We’re resisting the way of the world and forming something new. That is what Christmas is about. Make Christmas political again. Make it consequential again. It doesn’t fit into this political economy, or conveniently in our lives. It disrupts our lives, it doesn’t “save them,” because those who want to save their lives, will lose them. But those who lose them will save them.
Pay attention to the people threatened by this way, the ones who are in grief at their loss of power, crying about their oppression, instead of celebrating the liberation of those they oppress. Caesar Augustus, who rules over all of Rome, as demonstrated by his census here, is threatened by Jesus and will eventually kill him. So are the local religious and political rulers.
Pay attention to us now, those who hold power over us, they are the ones who need to be emptied, and who Jesus did not come to first. Jesus going to the rulers keeps the order the same. He goes to the lowly and puts them over the rulers. The world turning upside down. We must ask who is Caesar today and who the shepherds are. Who would Jesus reveal himself to? Maybe the workers fighting for their rights, trans people in Texas trying not to get put on a list, or maybe it is the immunocompromised and disabled who have to endure another holiday season with the majority of the country acting like we aren’t in a pandemic any longer.
The cosmic, political nature of the incarnation is lost on us in our individualized Christmas holiday and notion of Christian salvation. Jesus didn’t come just to save you, or to have a personal relationship. He came to set the captives free, just like God did with Israel in Egypt. He came to redeem the world. We get to participate in that now.
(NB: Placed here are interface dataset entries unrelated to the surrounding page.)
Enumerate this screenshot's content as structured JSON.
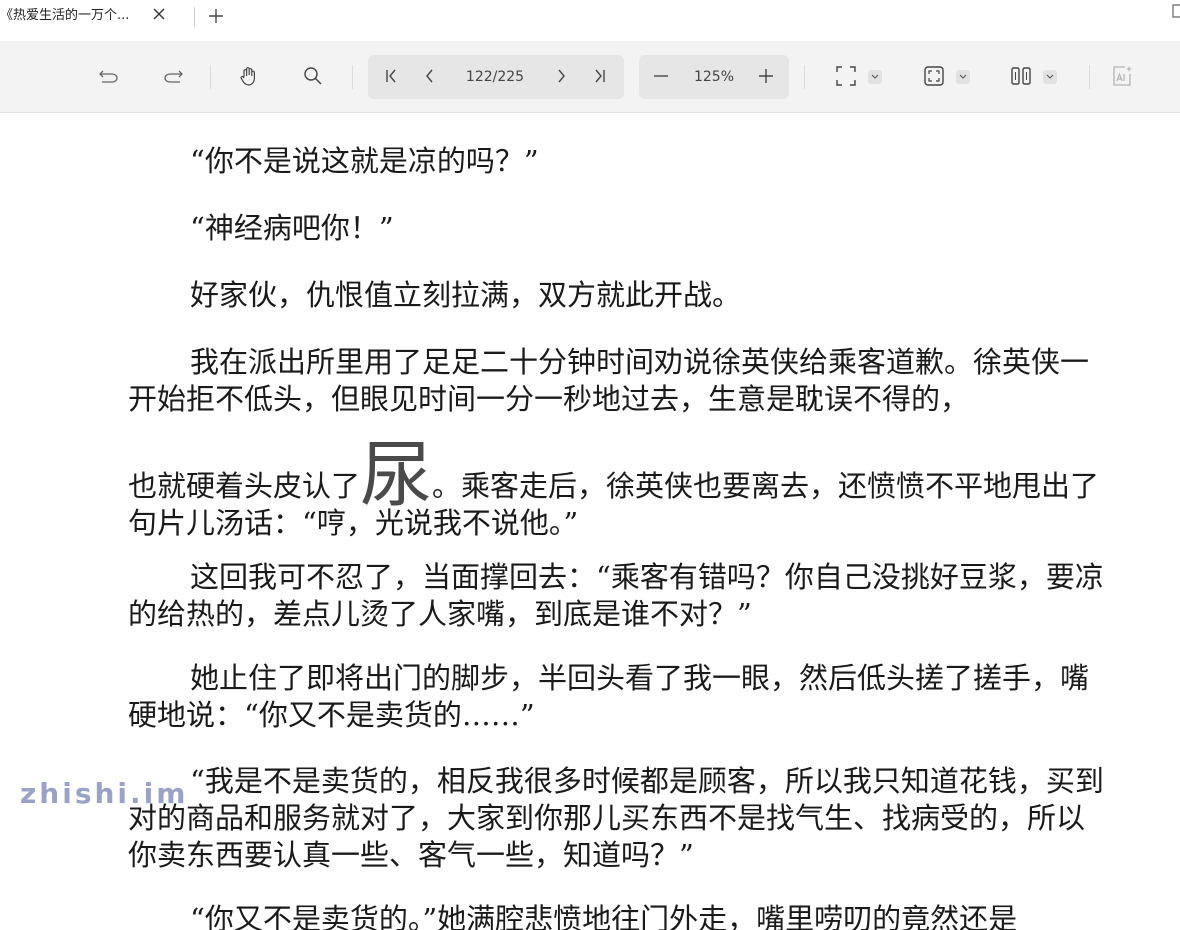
{
  "tab": {
    "title": "《热爱生活的一万个..."
  },
  "toolbar": {
    "page_indicator": "122/225",
    "zoom_level": "125%"
  },
  "document": {
    "paragraphs": [
      "“你不是说这就是凉的吗？”",
      "“神经病吧你！”",
      "好家伙，仇恨值立刻拉满，双方就此开战。",
      "我在派出所里用了足足二十分钟时间劝说徐英侠给乘客道歉。徐英侠一开始拒不低头，但眼见时间一分一秒地过去，生意是耽误不得的，",
      "也就硬着头皮认了",
      "。乘客走后，徐英侠也要离去，还愤愤不平地甩出了句片儿汤话：“哼，光说我不说他。”",
      "这回我可不忍了，当面撑回去：“乘客有错吗？你自己没挑好豆浆，要凉的给热的，差点儿烫了人家嘴，到底是谁不对？”",
      "她止住了即将出门的脚步，半回头看了我一眼，然后低头搓了搓手，嘴硬地说：“你又不是卖货的……”",
      "“我是不是卖货的，相反我很多时候都是顾客，所以我只知道花钱，买到对的商品和服务就对了，大家到你那儿买东西不是找气生、找病受的，所以你卖东西要认真一些、客气一些，知道吗？”",
      "“你又不是卖货的。”她满腔悲愤地往门外走，嘴里唠叨的竟然还是"
    ],
    "inline_image_char": "尿"
  },
  "watermark": {
    "text": "zhishi.im"
  }
}
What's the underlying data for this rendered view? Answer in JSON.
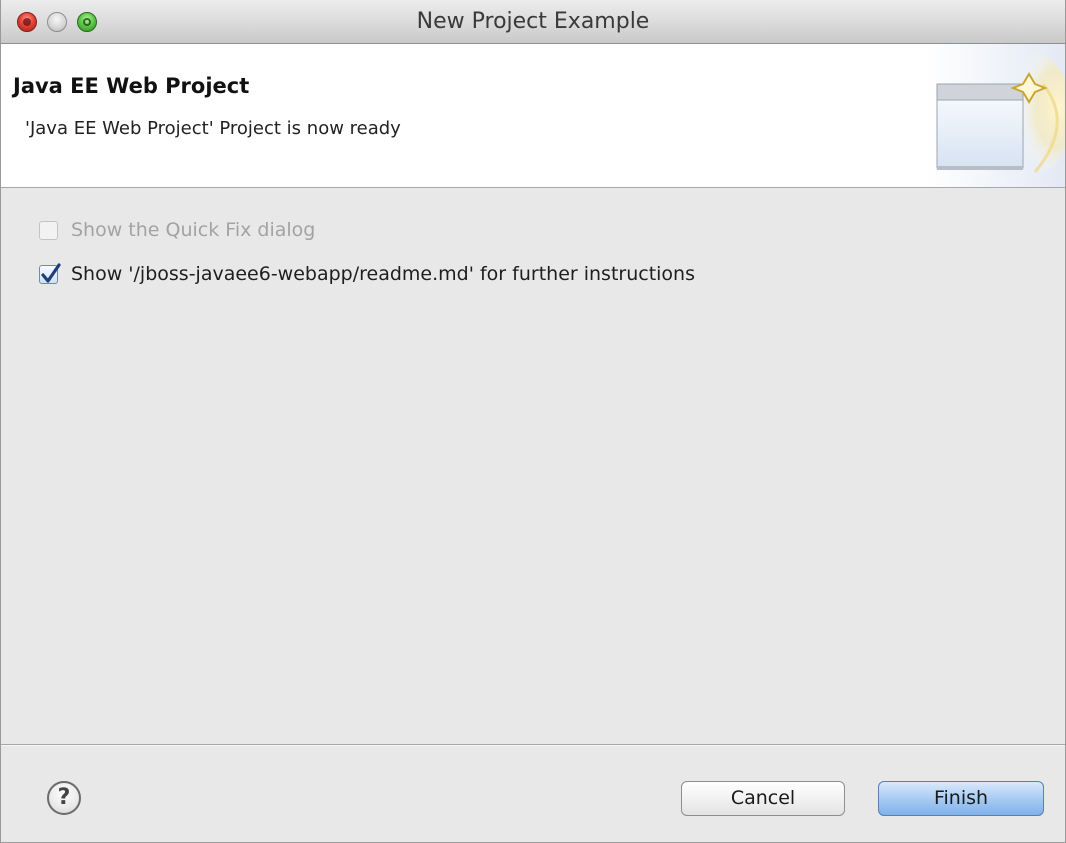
{
  "window": {
    "title": "New Project Example"
  },
  "banner": {
    "title": "Java EE Web Project",
    "message": "'Java EE Web Project' Project is now ready",
    "graphic": "wizard-window-sparkle-icon"
  },
  "options": [
    {
      "label": "Show the Quick Fix dialog",
      "checked": false,
      "enabled": false
    },
    {
      "label": "Show '/jboss-javaee6-webapp/readme.md' for further instructions",
      "checked": true,
      "enabled": true
    }
  ],
  "footer": {
    "help_label": "?",
    "cancel_label": "Cancel",
    "finish_label": "Finish"
  },
  "colors": {
    "close": "#e0453a",
    "zoom": "#5dc94a",
    "default_button": "#a8ccf3"
  }
}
As we make the last first, and the first last, we are participating in the incarnation of our Lord now. Being Jesus’ body in the world now.